[Component data from apps and pages]
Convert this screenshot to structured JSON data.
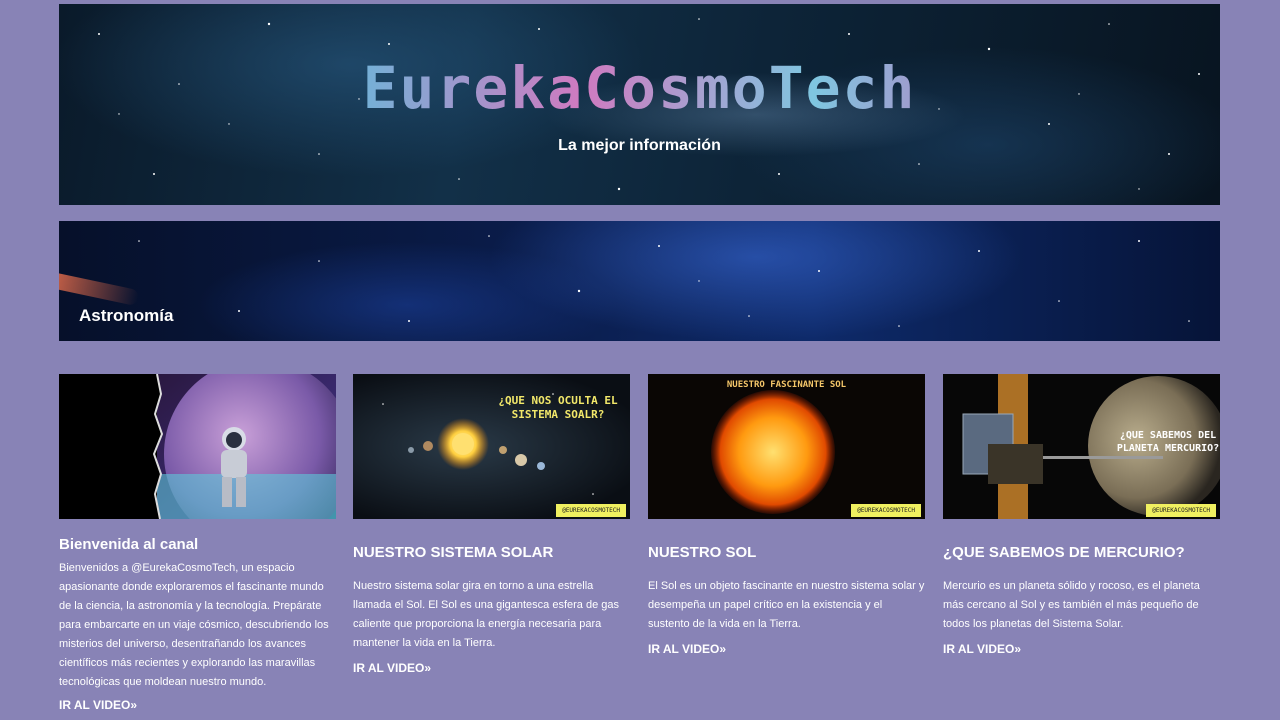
{
  "header": {
    "title": "EurekaCosmoTech",
    "subtitle": "La mejor información"
  },
  "category": {
    "label": "Astronomía"
  },
  "cards": [
    {
      "title": "Bienvenida al canal",
      "text": "Bienvenidos a @EurekaCosmoTech, un espacio apasionante donde exploraremos el fascinante mundo de la ciencia, la astronomía y la tecnología. Prepárate para embarcarte en un viaje cósmico, descubriendo los misterios del universo, desentrañando los avances científicos más recientes y explorando las maravillas tecnológicas que moldean nuestro mundo.",
      "link": "IR AL VIDEO»"
    },
    {
      "title": "NUESTRO SISTEMA SOLAR",
      "text": "Nuestro sistema solar gira en torno a una estrella llamada el Sol. El Sol es una gigantesca esfera de gas caliente que proporciona la energía necesaria para mantener la vida en la Tierra.",
      "link": "IR AL VIDEO»",
      "thumb_caption": "¿QUE NOS OCULTA EL SISTEMA SOALR?",
      "thumb_tag": "@EUREKACOSMOTECH"
    },
    {
      "title": "NUESTRO SOL",
      "text": "El Sol es un objeto fascinante en nuestro sistema solar y desempeña un papel crítico en la existencia y el sustento de la vida en la Tierra.",
      "link": "IR AL VIDEO»",
      "thumb_caption": "NUESTRO FASCINANTE SOL",
      "thumb_tag": "@EUREKACOSMOTECH"
    },
    {
      "title": "¿QUE SABEMOS DE MERCURIO?",
      "text": "Mercurio es un planeta sólido y rocoso, es el planeta más cercano al Sol y es también el más pequeño de todos los planetas del Sistema Solar.",
      "link": "IR AL VIDEO»",
      "thumb_caption": "¿QUE SABEMOS DEL PLANETA MERCURIO?",
      "thumb_tag": "@EUREKACOSMOTECH"
    }
  ],
  "colors": {
    "page_background": "#8883b6",
    "thumb_caption": "#f2e86a",
    "tag_background": "#f0f060"
  }
}
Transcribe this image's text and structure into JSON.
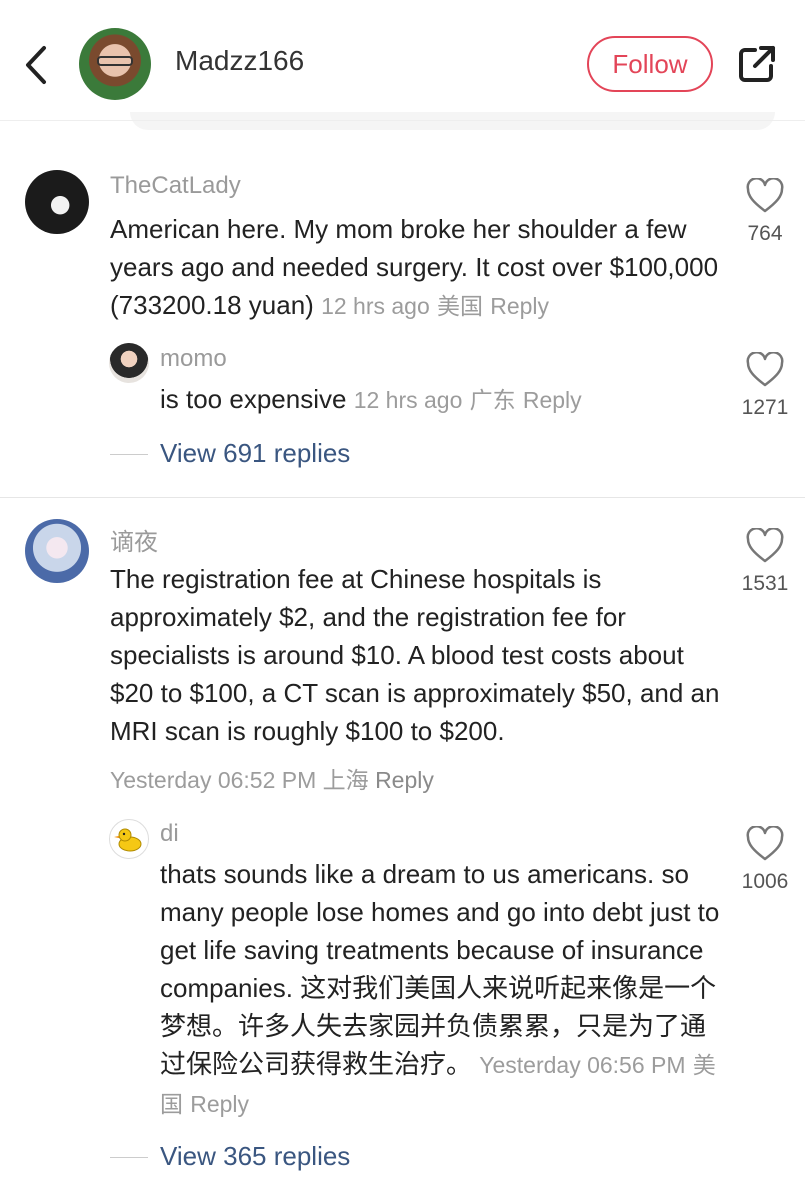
{
  "header": {
    "username": "Madzz166",
    "follow_label": "Follow"
  },
  "comments": [
    {
      "username": "TheCatLady",
      "text": "American here. My mom broke her shoulder a few years ago and needed surgery. It cost over $100,000 (733200.18 yuan)",
      "time": "12 hrs ago",
      "location": "美国",
      "reply_label": "Reply",
      "likes": "764",
      "replies": [
        {
          "username": "momo",
          "text": "is too expensive",
          "time": "12 hrs ago",
          "location": "广东",
          "reply_label": "Reply",
          "likes": "1271"
        }
      ],
      "view_replies": "View 691 replies"
    },
    {
      "username": "谪夜",
      "text": "The registration fee at Chinese hospitals is approximately $2, and the registration fee for specialists is around $10. A blood test costs about $20 to $100, a CT scan is approximately $50, and an MRI scan is roughly $100 to $200.",
      "time": "Yesterday 06:52 PM",
      "location": "上海",
      "reply_label": "Reply",
      "likes": "1531",
      "replies": [
        {
          "username": "di",
          "text": "thats sounds like a dream to us americans. so many people lose homes and go into debt just to get life saving treatments because of insurance companies. 这对我们美国人来说听起来像是一个梦想。许多人失去家园并负债累累，只是为了通过保险公司获得救生治疗。",
          "time": "Yesterday 06:56 PM",
          "location": "美国",
          "reply_label": "Reply",
          "likes": "1006"
        }
      ],
      "view_replies": "View 365 replies"
    }
  ]
}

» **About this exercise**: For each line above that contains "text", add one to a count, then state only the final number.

» **Completed exercise**: 9